Does your child seem to break down when they can’t get things exactly right? If so, you’ve got a perfectionist child. We’ll share how you can help your perfectionist child so they can let go of the fixed mindet they have been holding onto and how to protect their mental health so they can grow and flourish.
More than half of all students report they’re struggling to complete schoolwork. Why? For the most part, our educational system in the U.S. hasn’t changed over the past 200 years. One thing is for sure- one size doesn’t fit all for education!
Kids have different needs, both emotional and educational and that’s why we need to change the game in education.
Do you dread homework? Teach your child how to focus on homework with these easy tips, ideas, and strategies so you can stop the nagging and daily battles over getting it done! Using these super easy tips will help your child focus on homework will make homework easier at home.
Homework is a beast. And many times it becomes a full on power struggle where you are begging (or demanding) that your kid get it done because no one wants to spend their entire day and night suffering through it all.
But guess what. We have the answer to stop those power struggles with homework.
We share 3 simple ways you can put an end to those homework power struggles!
Here’s 4 simple tips on how to know what’s the “right” amount of homework for your kid!
As a parent, how to raise self-reliant kids is a hard question.
We all want kids who take care of themselves and their families, but many families struggle with how to get there.
These simple, yet far from easy, parenting tips are a great place to start.
While researching my book Drama Free Homework: A Parent’s Guide To Eliminating Homework Battles and Raising Focused Kids, I talked with lots of moms who were doing EVERYTHING – but since their child was still struggling, they considered themselves failures.
As they described the struggle at home, I noticed that four distinct “homework personalities” kept reappearing.
Do you recognize any of them in your house?
Dread your middle schooler’s homework every night? These tips for middle school parents will guide you in effective homework strategies.
There I was, sitting in my son’s 7th grade Parent-Teacher conferences, listening to the Literature teacher tell me the same thing I have heard for the past few years at every single conference…
“Your son is very bright, well-behaved, an absolutely pleasure in class. However, he doesn’t seem to get his homework done. And our first test of the year didn’t go very well for him.”
Wish your kids would take total control over homework? Homework 911 is your answer.
As a parent, I dreaded my daughter entering middle school.
Middle school was the most trying time of my childhood.
I came from a rather strict and sheltered elementary school. There were 10 students in my sixth-grade classroom. We were taught by Sister Mary Clare and I wore a uniform every day.
And puberty hit me hard. I gained 50 pounds in what seemed overnight.
I felt uncomfortable and awkward in my own body.
Middle school was like throwing me to the wolves.
I prepared my daughter for how mean kids could be.
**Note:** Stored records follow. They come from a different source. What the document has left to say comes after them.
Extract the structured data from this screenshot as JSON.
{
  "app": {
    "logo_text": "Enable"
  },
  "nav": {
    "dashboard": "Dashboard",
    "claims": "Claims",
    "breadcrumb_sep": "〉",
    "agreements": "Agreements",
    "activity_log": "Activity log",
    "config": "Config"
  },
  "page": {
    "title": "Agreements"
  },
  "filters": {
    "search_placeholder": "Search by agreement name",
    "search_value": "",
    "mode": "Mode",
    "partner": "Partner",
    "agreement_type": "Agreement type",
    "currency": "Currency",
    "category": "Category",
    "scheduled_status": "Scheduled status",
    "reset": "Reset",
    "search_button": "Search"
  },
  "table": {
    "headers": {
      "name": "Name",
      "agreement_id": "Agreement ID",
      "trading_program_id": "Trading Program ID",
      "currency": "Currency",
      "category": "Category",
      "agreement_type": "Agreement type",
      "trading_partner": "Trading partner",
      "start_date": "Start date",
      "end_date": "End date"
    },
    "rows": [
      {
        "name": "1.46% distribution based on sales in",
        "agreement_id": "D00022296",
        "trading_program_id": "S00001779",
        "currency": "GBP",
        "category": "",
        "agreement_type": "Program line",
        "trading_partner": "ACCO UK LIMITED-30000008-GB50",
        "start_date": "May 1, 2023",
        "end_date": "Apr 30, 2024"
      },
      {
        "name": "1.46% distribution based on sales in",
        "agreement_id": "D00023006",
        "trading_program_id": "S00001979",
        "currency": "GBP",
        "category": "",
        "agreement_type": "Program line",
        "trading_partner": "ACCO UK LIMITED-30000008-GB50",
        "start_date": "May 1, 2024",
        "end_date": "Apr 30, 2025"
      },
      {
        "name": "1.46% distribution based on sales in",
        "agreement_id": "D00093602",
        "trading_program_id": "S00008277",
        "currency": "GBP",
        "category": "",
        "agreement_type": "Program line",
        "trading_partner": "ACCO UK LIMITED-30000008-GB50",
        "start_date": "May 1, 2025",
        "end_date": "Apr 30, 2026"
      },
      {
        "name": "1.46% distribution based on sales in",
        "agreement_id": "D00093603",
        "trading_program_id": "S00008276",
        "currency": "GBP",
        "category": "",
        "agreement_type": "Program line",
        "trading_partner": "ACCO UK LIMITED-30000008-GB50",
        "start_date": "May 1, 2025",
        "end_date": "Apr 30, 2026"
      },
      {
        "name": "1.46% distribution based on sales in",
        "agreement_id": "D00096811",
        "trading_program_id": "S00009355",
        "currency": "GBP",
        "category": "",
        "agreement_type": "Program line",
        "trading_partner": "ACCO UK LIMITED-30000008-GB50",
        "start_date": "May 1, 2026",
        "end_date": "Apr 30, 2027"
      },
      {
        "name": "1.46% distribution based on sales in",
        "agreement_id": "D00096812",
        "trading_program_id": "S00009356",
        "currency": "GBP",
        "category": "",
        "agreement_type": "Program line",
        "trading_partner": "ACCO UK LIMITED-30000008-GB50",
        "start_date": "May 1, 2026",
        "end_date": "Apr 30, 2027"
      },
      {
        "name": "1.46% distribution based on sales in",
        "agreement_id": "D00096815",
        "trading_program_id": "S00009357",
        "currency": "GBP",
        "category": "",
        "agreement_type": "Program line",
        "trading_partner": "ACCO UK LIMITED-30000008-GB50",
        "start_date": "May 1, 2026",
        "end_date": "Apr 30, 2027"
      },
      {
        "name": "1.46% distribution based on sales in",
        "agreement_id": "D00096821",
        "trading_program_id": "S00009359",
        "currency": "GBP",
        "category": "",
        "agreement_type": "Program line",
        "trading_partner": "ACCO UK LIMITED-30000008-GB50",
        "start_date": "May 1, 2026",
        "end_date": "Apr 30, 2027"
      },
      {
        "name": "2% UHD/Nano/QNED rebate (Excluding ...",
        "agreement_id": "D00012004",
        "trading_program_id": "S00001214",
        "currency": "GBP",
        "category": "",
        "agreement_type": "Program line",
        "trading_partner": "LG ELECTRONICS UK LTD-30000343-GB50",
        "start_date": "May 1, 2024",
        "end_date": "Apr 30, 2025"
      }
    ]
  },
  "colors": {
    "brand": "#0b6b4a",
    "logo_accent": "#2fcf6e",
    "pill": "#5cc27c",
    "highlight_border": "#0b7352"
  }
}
And I taught her to always wear deoderant (because I made that mistake).
I made sure she was always in a physical activity so that she’d know her body was strong.
But the mental overwhelm caught me by surprise.
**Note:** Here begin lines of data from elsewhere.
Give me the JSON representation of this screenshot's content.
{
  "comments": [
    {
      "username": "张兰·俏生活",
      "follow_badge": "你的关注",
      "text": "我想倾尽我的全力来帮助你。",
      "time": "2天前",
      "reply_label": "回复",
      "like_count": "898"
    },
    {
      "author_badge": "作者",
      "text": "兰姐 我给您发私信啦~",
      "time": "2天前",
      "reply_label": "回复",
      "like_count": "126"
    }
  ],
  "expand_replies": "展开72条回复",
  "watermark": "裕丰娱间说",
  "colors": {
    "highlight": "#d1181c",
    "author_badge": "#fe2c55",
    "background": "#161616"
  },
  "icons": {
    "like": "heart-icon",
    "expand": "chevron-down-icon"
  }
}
“Noooo… I can’t do it. I don’t have the time!!”
Have you heard this from your child when she sits down to do homework? My gosh, it wrecks me.
I can feel her overwhelm and so relate to it.
I know what it feels like to have so much to do and what seems like no time to do it.
So, I jump in and try to help.
“It’s ok sweetie, let’s write down all the things you have to do to get it out of your head.”
“NO!” she pouts back, “That won’t help. I don’t know any of this and I have to get started now.”
What do you do with that? You see the problem, you know the steps to take to fix it and yet your child pushes you away like you couldn’t possibly know what she’s talking about or what she’s dealing with.
Does it seem like your child has a lot more homework than you did at her age?
The vocabulary, the spelling, the math homework sheet and then the required 20 minutes of reading… all in first grade??
How can you possibly keep your child focused during it all?
I’m going to be blunt.
Right now, your child’s homework time just plain sucks.
You dread it every night. “Hey, have you done your math homework yet?
“NO! I can’t do my homework. I don’t want to do it yet. Can’t I watch TV? I’ll do it after dinner.”
So much back and forth and back and forth. It’s become too much.
The question is, how do you make your child want to do homework?
How do you make homework less boring?
School districts “no homework” policies miss the point.
It’s not that black and white. In fact, the research many journalists cite is frequently misinterpreted for a clickbait headline or to get people riled up.
It’s 6pm on a Thursday and I get a frantic text from a friend. Her daughter goes to the same school as mine.
“Hey, does your daughter have the math test from 2 months ago? The teacher is letting Celina retake it but she can’t find it.”
“Yeah, hold on, let me ask her.”
My daughter does have the test – which she doesn’t hand over right away because she wants to know exactly why she needs it, what it will be used for… third degree basically.
Satisfied with all my answers,she opens her binder to the math section, pulls out the test and hands it to me.
“Thanks,” my friend texts back, “I don’t know what Celina did with it.”